◆ What you should do:
Go through the data below and copy it exactly, skipping every picture.

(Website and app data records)
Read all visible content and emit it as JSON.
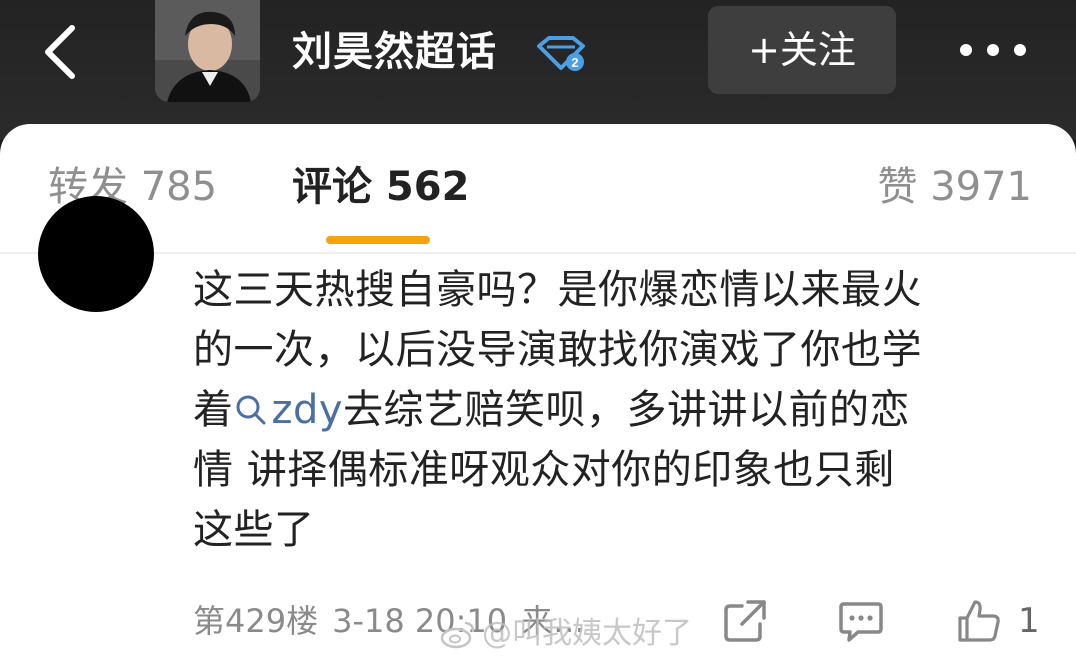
{
  "header": {
    "title": "刘昊然超话",
    "follow_label": "+关注"
  },
  "tabs": [
    {
      "label": "转发 785"
    },
    {
      "label": "评论 562"
    },
    {
      "label": "赞 3971"
    }
  ],
  "comment": {
    "lines": [
      "这三天热搜自豪吗？是你爆恋情以来最火",
      "的一次，以后没导演敢找你演戏了你也学"
    ],
    "line3_prefix": "着",
    "mention": "zdy",
    "line3_suffix": "去综艺赔笑呗，多讲讲以前的恋",
    "line4": "情 讲择偶标准呀观众对你的印象也只剩",
    "line5": "这些了",
    "floor": "第429楼",
    "time": "3-18 20:10",
    "source": "来…",
    "like_count": "1"
  },
  "watermark": "@叫我姨太好了",
  "colors": {
    "tab_underline": "#f7a30d",
    "mention": "#4a6fa5",
    "badge": "#4aa0e6"
  },
  "icons": [
    "back-icon",
    "level-badge-icon",
    "more-icon",
    "share-icon",
    "comment-icon",
    "like-icon",
    "search-icon",
    "weibo-icon"
  ]
}
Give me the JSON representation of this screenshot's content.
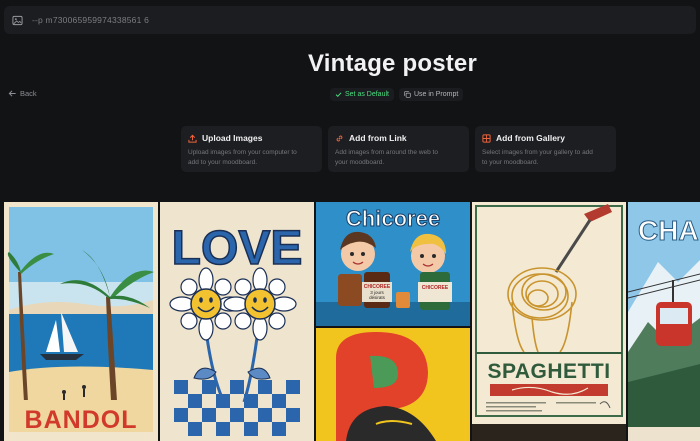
{
  "prompt_bar": {
    "text": "--p m730065959974338561 6",
    "icon": "image-icon"
  },
  "back": {
    "label": "Back",
    "icon": "arrow-left-icon"
  },
  "title": "Vintage poster",
  "actions": {
    "set_default": {
      "label": "Set as Default",
      "icon": "check-icon",
      "color": "#4ade80"
    },
    "use_in_prompt": {
      "label": "Use in Prompt",
      "icon": "copy-icon"
    }
  },
  "cards": [
    {
      "title": "Upload Images",
      "desc_1": "Upload images from your computer to",
      "desc_2": "add to your moodboard.",
      "icon": "upload-icon",
      "color": "#f0643c"
    },
    {
      "title": "Add from Link",
      "desc_1": "Add images from around the web to",
      "desc_2": "your moodboard.",
      "icon": "link-icon",
      "color": "#f0643c"
    },
    {
      "title": "Add from Gallery",
      "desc_1": "Select images from your gallery to add",
      "desc_2": "to your moodboard.",
      "icon": "gallery-icon",
      "color": "#f0643c"
    }
  ],
  "posters": {
    "bandol": {
      "text": "BANDOL"
    },
    "love": {
      "text": "LOVE"
    },
    "chicoree": {
      "text": "Chicoree",
      "jar1": "CHICOREE",
      "jar1_sub": "3 jours",
      "jar1_sub2": "désirats",
      "jar2": "CHICOREE"
    },
    "spaghetti": {
      "text": "SPAGHETTI"
    },
    "cham": {
      "text": "CHAM"
    }
  }
}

◆ Answer box:
Read all visible content and emit it as JSON.
{
  "header": {
    "title": "刘昊然超话",
    "follow_label": "+关注"
  },
  "tabs": [
    {
      "label": "转发 785"
    },
    {
      "label": "评论 562"
    },
    {
      "label": "赞 3971"
    }
  ],
  "comment": {
    "lines": [
      "这三天热搜自豪吗？是你爆恋情以来最火",
      "的一次，以后没导演敢找你演戏了你也学"
    ],
    "line3_prefix": "着",
    "mention": "zdy",
    "line3_suffix": "去综艺赔笑呗，多讲讲以前的恋",
    "line4": "情 讲择偶标准呀观众对你的印象也只剩",
    "line5": "这些了",
    "floor": "第429楼",
    "time": "3-18 20:10",
    "source": "来…",
    "like_count": "1"
  },
  "watermark": "@叫我姨太好了",
  "colors": {
    "tab_underline": "#f7a30d",
    "mention": "#4a6fa5",
    "badge": "#4aa0e6"
  },
  "icons": [
    "back-icon",
    "level-badge-icon",
    "more-icon",
    "share-icon",
    "comment-icon",
    "like-icon",
    "search-icon",
    "weibo-icon"
  ]
}
Give me the JSON representation of this screenshot's content.
{
  "prompt_bar": {
    "text": "--p m730065959974338561 6",
    "icon": "image-icon"
  },
  "back": {
    "label": "Back",
    "icon": "arrow-left-icon"
  },
  "title": "Vintage poster",
  "actions": {
    "set_default": {
      "label": "Set as Default",
      "icon": "check-icon",
      "color": "#4ade80"
    },
    "use_in_prompt": {
      "label": "Use in Prompt",
      "icon": "copy-icon"
    }
  },
  "cards": [
    {
      "title": "Upload Images",
      "desc_1": "Upload images from your computer to",
      "desc_2": "add to your moodboard.",
      "icon": "upload-icon",
      "color": "#f0643c"
    },
    {
      "title": "Add from Link",
      "desc_1": "Add images from around the web to",
      "desc_2": "your moodboard.",
      "icon": "link-icon",
      "color": "#f0643c"
    },
    {
      "title": "Add from Gallery",
      "desc_1": "Select images from your gallery to add",
      "desc_2": "to your moodboard.",
      "icon": "gallery-icon",
      "color": "#f0643c"
    }
  ],
  "posters": {
    "bandol": {
      "text": "BANDOL"
    },
    "love": {
      "text": "LOVE"
    },
    "chicoree": {
      "text": "Chicoree",
      "jar1": "CHICOREE",
      "jar1_sub": "3 jours",
      "jar1_sub2": "désirats",
      "jar2": "CHICOREE"
    },
    "spaghetti": {
      "text": "SPAGHETTI"
    },
    "cham": {
      "text": "CHAM"
    }
  }
}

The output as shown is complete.